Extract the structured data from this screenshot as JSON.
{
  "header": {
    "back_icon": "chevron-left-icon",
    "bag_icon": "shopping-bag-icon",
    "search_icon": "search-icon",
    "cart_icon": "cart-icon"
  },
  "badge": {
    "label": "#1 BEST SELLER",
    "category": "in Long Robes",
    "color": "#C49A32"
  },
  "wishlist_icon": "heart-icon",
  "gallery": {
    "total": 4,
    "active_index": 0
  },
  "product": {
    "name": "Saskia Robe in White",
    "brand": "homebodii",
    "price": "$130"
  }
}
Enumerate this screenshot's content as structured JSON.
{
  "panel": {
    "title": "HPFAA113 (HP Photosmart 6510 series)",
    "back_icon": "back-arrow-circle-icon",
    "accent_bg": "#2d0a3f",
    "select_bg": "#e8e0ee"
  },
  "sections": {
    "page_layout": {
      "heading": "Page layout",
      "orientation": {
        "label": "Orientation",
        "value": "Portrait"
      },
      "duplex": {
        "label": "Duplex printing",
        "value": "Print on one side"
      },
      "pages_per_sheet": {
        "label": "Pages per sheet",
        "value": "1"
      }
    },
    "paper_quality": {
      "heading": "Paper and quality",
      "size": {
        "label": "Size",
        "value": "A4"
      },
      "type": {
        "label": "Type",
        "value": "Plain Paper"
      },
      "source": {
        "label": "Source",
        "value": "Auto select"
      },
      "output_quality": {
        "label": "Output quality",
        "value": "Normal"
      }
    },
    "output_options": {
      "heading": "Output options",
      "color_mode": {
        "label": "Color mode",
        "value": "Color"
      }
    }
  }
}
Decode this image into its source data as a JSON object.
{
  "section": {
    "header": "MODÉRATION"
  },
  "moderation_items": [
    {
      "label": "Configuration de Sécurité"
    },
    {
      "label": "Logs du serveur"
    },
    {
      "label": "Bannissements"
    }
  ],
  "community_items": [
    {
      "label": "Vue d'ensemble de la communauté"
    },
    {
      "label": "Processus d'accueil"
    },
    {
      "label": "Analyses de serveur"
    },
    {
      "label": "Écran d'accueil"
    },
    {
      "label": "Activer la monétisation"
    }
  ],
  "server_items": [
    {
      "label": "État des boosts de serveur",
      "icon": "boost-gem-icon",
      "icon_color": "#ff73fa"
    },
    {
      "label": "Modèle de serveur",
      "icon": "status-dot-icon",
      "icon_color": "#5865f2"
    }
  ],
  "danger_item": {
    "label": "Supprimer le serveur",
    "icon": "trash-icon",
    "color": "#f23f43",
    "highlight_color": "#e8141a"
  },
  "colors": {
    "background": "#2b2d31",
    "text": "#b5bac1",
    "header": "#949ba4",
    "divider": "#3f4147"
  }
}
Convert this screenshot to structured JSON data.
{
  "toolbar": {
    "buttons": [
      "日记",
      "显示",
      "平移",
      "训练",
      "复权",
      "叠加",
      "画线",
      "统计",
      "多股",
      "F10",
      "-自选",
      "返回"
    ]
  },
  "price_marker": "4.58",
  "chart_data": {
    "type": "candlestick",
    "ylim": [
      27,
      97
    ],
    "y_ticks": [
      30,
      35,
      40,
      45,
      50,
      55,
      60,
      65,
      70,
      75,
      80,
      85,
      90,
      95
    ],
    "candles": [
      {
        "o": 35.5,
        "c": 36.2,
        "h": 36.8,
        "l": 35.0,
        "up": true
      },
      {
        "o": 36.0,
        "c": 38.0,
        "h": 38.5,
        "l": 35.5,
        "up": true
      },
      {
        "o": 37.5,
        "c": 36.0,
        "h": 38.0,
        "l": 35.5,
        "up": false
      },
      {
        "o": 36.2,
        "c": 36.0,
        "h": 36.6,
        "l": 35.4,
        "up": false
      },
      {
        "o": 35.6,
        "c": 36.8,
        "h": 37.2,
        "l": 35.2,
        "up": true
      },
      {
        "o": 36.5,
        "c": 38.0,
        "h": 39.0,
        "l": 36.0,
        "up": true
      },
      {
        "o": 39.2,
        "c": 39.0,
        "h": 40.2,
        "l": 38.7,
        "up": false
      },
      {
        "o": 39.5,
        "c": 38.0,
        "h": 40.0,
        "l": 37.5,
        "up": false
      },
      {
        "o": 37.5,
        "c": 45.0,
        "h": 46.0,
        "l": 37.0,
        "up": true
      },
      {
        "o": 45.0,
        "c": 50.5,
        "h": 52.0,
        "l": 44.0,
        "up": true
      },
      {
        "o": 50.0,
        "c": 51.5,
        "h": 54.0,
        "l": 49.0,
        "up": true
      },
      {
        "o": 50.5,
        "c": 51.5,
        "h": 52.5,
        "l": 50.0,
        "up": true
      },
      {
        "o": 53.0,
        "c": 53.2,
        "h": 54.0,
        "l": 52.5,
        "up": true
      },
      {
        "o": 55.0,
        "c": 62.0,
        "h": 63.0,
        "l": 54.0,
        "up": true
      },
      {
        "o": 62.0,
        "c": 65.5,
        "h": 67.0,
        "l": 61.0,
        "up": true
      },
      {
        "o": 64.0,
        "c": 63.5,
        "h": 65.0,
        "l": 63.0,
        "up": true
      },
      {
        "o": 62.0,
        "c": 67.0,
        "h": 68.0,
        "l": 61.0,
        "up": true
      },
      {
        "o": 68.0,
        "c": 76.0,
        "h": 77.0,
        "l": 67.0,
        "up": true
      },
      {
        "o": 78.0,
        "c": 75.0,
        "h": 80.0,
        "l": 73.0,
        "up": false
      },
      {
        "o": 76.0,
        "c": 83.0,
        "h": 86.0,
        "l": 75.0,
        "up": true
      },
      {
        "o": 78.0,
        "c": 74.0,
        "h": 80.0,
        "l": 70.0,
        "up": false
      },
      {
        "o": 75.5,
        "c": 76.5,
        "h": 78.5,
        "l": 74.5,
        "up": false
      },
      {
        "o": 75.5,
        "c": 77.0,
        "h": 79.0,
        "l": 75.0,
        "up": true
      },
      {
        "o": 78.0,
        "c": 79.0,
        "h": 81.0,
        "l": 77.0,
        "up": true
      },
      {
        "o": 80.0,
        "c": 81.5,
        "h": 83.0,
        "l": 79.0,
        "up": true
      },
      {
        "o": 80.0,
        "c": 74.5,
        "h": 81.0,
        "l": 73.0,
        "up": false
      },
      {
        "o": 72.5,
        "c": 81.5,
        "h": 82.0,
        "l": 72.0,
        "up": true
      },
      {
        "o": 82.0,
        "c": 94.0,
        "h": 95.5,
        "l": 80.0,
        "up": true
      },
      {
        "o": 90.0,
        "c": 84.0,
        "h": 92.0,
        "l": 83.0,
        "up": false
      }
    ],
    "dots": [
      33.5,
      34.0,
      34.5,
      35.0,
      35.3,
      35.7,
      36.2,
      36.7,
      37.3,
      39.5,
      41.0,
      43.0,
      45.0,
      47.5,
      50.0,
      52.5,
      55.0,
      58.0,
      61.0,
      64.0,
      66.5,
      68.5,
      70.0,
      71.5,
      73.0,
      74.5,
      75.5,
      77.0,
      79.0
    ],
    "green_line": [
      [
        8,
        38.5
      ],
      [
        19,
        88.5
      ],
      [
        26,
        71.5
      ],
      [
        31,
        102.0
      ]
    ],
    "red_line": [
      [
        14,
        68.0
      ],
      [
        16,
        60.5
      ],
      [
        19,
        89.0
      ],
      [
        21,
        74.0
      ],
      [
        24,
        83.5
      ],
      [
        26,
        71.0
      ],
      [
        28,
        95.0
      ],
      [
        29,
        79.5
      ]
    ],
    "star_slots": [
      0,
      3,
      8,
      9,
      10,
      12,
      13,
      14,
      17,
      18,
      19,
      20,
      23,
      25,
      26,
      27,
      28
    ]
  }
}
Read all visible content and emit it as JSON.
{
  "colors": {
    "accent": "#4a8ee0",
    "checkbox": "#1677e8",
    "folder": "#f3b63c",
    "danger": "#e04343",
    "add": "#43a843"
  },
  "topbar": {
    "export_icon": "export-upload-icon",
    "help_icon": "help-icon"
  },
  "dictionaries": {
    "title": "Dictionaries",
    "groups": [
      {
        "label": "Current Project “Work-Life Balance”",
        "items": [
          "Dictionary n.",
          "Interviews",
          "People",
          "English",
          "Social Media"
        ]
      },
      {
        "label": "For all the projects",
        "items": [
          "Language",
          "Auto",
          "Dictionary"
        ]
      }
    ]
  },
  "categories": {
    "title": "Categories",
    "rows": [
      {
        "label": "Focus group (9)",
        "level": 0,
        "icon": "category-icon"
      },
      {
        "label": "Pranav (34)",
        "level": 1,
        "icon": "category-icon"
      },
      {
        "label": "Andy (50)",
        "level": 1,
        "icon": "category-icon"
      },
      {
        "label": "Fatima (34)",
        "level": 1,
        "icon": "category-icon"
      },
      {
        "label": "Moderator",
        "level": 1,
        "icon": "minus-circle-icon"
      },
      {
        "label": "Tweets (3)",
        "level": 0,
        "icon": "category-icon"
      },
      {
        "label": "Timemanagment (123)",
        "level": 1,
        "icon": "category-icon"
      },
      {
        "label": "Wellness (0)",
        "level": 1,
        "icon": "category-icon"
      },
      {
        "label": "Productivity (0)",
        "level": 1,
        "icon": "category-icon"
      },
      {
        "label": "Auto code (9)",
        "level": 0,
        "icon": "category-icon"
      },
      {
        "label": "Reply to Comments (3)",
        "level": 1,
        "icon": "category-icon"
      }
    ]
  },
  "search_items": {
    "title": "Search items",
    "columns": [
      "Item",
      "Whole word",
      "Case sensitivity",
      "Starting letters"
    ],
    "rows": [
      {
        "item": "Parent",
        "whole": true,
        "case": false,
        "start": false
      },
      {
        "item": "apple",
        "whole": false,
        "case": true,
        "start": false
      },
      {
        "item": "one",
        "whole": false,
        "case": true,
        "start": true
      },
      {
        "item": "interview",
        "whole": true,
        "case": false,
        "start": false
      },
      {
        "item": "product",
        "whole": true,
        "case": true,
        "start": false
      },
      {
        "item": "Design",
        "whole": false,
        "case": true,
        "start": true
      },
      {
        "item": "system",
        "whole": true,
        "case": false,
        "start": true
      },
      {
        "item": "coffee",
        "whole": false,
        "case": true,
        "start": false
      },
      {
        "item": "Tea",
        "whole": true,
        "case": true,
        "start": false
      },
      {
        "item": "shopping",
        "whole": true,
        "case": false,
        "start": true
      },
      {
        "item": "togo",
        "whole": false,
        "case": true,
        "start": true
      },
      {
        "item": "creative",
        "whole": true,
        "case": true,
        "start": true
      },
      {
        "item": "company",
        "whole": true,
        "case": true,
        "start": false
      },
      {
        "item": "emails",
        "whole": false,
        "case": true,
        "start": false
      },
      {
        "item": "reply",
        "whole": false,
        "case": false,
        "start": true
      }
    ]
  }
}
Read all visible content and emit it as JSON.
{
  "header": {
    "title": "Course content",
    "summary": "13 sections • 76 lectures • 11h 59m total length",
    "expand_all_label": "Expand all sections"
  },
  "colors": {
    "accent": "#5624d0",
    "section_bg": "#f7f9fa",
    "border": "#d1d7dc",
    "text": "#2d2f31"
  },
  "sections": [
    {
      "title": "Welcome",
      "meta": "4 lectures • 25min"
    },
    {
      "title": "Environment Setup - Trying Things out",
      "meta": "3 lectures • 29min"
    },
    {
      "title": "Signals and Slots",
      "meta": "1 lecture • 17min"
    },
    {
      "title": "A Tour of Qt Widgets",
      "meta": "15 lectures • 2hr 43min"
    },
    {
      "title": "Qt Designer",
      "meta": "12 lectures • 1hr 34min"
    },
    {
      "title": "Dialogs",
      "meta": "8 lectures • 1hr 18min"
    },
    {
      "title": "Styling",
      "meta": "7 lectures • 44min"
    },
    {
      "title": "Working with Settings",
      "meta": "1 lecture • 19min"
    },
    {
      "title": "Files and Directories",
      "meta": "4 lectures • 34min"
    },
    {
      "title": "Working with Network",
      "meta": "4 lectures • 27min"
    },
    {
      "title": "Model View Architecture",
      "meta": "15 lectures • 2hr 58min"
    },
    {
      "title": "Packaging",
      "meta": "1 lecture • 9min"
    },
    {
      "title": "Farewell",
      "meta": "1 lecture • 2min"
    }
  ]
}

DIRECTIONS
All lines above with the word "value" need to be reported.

TASK RESULT
        "value": "Portrait"
        "value": "Print on one side"
        "value": "1"
        "value": "A4"
        "value": "Plain Paper"
        "value": "Auto select"
        "value": "Normal"
        "value": "Color"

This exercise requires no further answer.